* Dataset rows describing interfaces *
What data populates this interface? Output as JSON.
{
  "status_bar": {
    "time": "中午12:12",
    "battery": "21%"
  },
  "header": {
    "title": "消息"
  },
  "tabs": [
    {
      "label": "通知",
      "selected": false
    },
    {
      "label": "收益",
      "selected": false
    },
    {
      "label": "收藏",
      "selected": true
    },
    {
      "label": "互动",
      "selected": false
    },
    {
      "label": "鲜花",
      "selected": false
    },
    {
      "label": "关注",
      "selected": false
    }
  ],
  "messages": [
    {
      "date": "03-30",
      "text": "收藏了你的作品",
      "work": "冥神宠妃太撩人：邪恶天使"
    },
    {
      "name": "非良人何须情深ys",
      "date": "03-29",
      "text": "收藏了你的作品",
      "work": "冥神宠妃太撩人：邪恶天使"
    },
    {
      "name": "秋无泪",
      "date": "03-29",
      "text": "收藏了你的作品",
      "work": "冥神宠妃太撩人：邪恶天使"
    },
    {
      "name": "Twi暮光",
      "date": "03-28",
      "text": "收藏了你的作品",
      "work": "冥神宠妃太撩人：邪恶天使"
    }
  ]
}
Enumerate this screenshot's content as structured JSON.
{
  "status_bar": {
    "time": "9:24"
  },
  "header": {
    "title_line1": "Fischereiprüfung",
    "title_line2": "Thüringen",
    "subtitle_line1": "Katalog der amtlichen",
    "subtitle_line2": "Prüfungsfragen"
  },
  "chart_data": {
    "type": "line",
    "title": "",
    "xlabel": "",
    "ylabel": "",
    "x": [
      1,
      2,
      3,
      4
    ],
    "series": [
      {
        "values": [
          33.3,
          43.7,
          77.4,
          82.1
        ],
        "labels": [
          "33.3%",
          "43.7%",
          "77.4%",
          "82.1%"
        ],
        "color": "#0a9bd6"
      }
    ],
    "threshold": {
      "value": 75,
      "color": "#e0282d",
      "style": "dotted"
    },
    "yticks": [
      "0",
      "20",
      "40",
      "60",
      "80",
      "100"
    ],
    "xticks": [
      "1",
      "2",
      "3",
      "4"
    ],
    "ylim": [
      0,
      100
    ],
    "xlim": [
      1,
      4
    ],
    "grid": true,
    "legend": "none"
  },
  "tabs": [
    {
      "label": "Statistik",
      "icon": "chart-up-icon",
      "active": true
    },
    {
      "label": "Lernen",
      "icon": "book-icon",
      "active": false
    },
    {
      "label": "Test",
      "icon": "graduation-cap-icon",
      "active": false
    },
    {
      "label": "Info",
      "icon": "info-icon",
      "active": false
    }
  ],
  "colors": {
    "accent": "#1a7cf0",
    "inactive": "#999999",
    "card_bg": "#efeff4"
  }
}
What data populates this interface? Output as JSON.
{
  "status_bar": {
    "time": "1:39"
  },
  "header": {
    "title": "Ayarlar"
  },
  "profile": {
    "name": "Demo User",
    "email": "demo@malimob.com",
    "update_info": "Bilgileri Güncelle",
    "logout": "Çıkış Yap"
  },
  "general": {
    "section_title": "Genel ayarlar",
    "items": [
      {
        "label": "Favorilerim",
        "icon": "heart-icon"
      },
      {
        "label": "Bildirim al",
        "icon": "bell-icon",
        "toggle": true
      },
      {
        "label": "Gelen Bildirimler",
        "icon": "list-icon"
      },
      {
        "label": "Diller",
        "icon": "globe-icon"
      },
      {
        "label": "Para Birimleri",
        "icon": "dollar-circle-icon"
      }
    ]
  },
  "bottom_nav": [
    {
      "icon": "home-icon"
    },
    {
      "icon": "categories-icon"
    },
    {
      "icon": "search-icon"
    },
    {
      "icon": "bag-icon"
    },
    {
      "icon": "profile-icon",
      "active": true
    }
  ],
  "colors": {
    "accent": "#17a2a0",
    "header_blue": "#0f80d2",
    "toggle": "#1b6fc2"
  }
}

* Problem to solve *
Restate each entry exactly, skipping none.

* Expected output *
What data populates this interface? Output as JSON.
{
  "status_bar": {
    "time": "中午12:12",
    "battery": "21%"
  },
  "header": {
    "title": "消息"
  },
  "tabs": [
    {
      "label": "通知",
      "selected": false
    },
    {
      "label": "收益",
      "selected": false
    },
    {
      "label": "收藏",
      "selected": true
    },
    {
      "label": "互动",
      "selected": false
    },
    {
      "label": "鲜花",
      "selected": false
    },
    {
      "label": "关注",
      "selected": false
    }
  ],
  "messages": [
    {
      "date": "03-30",
      "text": "收藏了你的作品",
      "work": "冥神宠妃太撩人：邪恶天使"
    },
    {
      "name": "非良人何须情深ys",
      "date": "03-29",
      "text": "收藏了你的作品",
      "work": "冥神宠妃太撩人：邪恶天使"
    },
    {
      "name": "秋无泪",
      "date": "03-29",
      "text": "收藏了你的作品",
      "work": "冥神宠妃太撩人：邪恶天使"
    },
    {
      "name": "Twi暮光",
      "date": "03-28",
      "text": "收藏了你的作品",
      "work": "冥神宠妃太撩人：邪恶天使"
    }
  ]
}
Enumerate this screenshot's content as structured JSON.
{
  "status_bar": {
    "time": "9:24"
  },
  "header": {
    "title_line1": "Fischereiprüfung",
    "title_line2": "Thüringen",
    "subtitle_line1": "Katalog der amtlichen",
    "subtitle_line2": "Prüfungsfragen"
  },
  "chart_data": {
    "type": "line",
    "title": "",
    "xlabel": "",
    "ylabel": "",
    "x": [
      1,
      2,
      3,
      4
    ],
    "series": [
      {
        "values": [
          33.3,
          43.7,
          77.4,
          82.1
        ],
        "labels": [
          "33.3%",
          "43.7%",
          "77.4%",
          "82.1%"
        ],
        "color": "#0a9bd6"
      }
    ],
    "threshold": {
      "value": 75,
      "color": "#e0282d",
      "style": "dotted"
    },
    "yticks": [
      "0",
      "20",
      "40",
      "60",
      "80",
      "100"
    ],
    "xticks": [
      "1",
      "2",
      "3",
      "4"
    ],
    "ylim": [
      0,
      100
    ],
    "xlim": [
      1,
      4
    ],
    "grid": true,
    "legend": "none"
  },
  "tabs": [
    {
      "label": "Statistik",
      "icon": "chart-up-icon",
      "active": true
    },
    {
      "label": "Lernen",
      "icon": "book-icon",
      "active": false
    },
    {
      "label": "Test",
      "icon": "graduation-cap-icon",
      "active": false
    },
    {
      "label": "Info",
      "icon": "info-icon",
      "active": false
    }
  ],
  "colors": {
    "accent": "#1a7cf0",
    "inactive": "#999999",
    "card_bg": "#efeff4"
  }
}
What data populates this interface? Output as JSON.
{
  "status_bar": {
    "time": "1:39"
  },
  "header": {
    "title": "Ayarlar"
  },
  "profile": {
    "name": "Demo User",
    "email": "demo@malimob.com",
    "update_info": "Bilgileri Güncelle",
    "logout": "Çıkış Yap"
  },
  "general": {
    "section_title": "Genel ayarlar",
    "items": [
      {
        "label": "Favorilerim",
        "icon": "heart-icon"
      },
      {
        "label": "Bildirim al",
        "icon": "bell-icon",
        "toggle": true
      },
      {
        "label": "Gelen Bildirimler",
        "icon": "list-icon"
      },
      {
        "label": "Diller",
        "icon": "globe-icon"
      },
      {
        "label": "Para Birimleri",
        "icon": "dollar-circle-icon"
      }
    ]
  },
  "bottom_nav": [
    {
      "icon": "home-icon"
    },
    {
      "icon": "categories-icon"
    },
    {
      "icon": "search-icon"
    },
    {
      "icon": "bag-icon"
    },
    {
      "icon": "profile-icon",
      "active": true
    }
  ],
  "colors": {
    "accent": "#17a2a0",
    "header_blue": "#0f80d2",
    "toggle": "#1b6fc2"
  }
}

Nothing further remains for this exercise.